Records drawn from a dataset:
|---|

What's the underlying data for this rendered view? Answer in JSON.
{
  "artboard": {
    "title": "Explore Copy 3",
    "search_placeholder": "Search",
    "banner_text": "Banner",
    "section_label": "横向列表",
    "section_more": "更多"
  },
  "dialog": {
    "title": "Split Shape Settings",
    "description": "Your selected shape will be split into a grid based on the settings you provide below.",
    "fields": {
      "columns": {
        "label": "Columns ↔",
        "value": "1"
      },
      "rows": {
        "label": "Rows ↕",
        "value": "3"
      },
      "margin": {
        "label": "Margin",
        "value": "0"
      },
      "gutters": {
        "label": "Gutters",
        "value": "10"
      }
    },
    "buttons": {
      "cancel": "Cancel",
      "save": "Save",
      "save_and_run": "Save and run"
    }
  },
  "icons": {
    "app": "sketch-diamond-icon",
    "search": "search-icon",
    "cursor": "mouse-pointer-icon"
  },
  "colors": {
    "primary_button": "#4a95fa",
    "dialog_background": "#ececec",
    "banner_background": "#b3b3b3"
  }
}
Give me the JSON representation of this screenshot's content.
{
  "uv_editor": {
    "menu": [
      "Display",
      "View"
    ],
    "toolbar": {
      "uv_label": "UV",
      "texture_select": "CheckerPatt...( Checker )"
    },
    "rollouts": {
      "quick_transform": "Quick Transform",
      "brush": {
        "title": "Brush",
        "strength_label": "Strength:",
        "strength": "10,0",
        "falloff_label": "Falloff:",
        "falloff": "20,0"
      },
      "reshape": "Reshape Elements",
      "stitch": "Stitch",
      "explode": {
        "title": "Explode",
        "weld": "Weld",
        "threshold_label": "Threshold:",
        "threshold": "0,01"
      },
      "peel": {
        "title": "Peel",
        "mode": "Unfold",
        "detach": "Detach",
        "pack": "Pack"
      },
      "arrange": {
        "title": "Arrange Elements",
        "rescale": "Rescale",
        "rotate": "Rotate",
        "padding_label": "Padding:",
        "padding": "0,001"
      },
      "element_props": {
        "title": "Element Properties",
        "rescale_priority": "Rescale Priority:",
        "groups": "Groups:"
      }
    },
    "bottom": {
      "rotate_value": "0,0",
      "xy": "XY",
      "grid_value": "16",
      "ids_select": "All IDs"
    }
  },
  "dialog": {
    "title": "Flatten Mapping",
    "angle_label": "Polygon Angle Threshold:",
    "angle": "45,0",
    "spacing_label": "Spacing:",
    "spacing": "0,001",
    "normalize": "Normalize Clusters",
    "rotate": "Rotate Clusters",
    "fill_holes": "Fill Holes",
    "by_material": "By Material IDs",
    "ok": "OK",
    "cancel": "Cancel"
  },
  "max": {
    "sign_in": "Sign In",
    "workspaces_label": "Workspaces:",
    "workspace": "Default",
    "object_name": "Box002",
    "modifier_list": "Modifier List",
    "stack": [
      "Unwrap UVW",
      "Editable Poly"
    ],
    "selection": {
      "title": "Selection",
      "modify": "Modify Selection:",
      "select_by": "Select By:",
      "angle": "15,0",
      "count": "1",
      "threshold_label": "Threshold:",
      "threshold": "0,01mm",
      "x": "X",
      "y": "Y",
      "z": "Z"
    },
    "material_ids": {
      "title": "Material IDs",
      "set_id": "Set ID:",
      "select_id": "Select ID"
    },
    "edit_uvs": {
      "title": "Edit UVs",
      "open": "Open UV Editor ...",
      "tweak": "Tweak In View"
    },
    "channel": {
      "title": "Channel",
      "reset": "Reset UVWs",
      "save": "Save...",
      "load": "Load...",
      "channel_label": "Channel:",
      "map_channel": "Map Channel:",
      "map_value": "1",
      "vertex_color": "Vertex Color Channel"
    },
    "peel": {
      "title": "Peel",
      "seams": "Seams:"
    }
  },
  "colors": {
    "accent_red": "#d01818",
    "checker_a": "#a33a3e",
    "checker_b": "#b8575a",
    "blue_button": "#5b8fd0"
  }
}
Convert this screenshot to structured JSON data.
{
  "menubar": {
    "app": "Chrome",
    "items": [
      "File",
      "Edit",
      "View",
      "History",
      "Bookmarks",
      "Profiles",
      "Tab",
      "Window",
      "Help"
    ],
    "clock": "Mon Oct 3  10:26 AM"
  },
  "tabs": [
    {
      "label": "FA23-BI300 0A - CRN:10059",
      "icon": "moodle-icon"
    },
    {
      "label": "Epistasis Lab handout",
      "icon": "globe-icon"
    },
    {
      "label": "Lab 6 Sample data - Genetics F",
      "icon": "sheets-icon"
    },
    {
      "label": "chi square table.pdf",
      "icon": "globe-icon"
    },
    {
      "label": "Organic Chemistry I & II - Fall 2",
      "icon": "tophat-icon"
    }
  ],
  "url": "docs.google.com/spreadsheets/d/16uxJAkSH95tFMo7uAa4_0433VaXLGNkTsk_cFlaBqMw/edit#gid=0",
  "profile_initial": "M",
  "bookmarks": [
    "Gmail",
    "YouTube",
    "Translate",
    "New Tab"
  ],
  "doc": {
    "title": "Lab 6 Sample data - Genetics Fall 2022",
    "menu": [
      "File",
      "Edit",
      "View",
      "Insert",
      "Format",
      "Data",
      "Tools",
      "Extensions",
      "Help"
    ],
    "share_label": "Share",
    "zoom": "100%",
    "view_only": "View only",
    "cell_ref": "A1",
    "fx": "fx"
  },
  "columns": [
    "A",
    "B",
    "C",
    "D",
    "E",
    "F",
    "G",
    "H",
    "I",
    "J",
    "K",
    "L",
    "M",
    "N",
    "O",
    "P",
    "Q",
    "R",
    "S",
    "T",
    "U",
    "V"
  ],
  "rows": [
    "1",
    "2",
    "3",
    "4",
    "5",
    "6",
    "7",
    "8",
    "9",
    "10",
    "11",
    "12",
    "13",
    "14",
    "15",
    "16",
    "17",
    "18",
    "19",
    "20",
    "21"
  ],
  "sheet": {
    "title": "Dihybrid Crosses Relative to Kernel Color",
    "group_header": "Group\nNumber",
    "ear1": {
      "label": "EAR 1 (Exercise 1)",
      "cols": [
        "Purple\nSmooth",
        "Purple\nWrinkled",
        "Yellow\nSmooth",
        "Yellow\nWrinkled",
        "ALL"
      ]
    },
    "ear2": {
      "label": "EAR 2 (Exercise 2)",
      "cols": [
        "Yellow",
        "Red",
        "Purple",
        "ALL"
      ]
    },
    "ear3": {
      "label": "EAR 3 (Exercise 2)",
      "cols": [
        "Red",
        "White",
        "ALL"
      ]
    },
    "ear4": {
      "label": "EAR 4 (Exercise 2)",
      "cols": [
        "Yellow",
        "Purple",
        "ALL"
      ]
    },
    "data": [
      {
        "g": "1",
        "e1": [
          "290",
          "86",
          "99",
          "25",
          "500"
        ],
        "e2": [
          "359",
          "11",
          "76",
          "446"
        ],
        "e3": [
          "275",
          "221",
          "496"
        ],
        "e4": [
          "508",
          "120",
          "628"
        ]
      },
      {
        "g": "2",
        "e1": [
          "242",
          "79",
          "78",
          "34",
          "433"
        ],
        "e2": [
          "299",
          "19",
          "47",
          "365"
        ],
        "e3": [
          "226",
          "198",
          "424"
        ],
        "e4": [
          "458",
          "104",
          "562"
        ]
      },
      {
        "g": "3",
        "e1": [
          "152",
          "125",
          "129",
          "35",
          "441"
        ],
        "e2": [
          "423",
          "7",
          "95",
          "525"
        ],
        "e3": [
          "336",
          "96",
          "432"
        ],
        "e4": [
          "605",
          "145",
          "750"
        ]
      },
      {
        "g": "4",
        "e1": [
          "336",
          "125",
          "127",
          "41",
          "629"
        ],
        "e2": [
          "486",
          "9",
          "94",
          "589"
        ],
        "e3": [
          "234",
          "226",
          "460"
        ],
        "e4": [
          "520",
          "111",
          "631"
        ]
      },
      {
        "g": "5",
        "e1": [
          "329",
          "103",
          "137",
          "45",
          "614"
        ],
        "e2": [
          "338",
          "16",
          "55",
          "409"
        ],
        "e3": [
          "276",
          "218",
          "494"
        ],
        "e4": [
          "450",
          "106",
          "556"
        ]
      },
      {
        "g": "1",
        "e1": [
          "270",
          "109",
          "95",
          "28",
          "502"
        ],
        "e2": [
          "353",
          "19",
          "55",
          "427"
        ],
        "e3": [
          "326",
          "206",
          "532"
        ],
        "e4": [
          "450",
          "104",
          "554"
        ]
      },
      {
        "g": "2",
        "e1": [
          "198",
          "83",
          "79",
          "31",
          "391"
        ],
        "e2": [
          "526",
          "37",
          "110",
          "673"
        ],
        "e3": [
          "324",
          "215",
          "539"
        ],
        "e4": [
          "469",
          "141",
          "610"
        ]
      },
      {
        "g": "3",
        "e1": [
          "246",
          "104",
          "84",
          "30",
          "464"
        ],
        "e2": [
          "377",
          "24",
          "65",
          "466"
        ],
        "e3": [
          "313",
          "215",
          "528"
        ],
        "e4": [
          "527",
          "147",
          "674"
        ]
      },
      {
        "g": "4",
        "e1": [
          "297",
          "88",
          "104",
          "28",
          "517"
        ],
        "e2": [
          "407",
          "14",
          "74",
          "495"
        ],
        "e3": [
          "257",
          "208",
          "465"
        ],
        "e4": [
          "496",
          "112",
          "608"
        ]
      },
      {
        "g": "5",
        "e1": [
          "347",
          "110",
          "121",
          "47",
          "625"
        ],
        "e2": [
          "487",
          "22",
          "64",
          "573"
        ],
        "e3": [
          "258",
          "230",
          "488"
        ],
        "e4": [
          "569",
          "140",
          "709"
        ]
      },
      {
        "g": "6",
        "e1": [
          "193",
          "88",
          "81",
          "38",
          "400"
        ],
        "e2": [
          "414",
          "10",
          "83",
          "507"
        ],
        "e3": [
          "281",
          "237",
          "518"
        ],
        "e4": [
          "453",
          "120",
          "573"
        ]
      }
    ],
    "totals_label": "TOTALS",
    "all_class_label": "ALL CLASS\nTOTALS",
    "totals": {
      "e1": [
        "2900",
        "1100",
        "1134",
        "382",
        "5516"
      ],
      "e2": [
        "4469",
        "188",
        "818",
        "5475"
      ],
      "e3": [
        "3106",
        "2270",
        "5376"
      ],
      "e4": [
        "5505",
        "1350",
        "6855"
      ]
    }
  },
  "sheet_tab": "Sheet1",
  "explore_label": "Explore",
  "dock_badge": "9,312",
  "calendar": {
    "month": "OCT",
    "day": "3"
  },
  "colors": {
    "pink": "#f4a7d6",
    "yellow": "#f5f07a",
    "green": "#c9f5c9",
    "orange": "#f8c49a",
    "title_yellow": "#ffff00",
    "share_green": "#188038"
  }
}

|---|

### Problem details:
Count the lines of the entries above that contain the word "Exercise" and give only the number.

### Output for this task:
4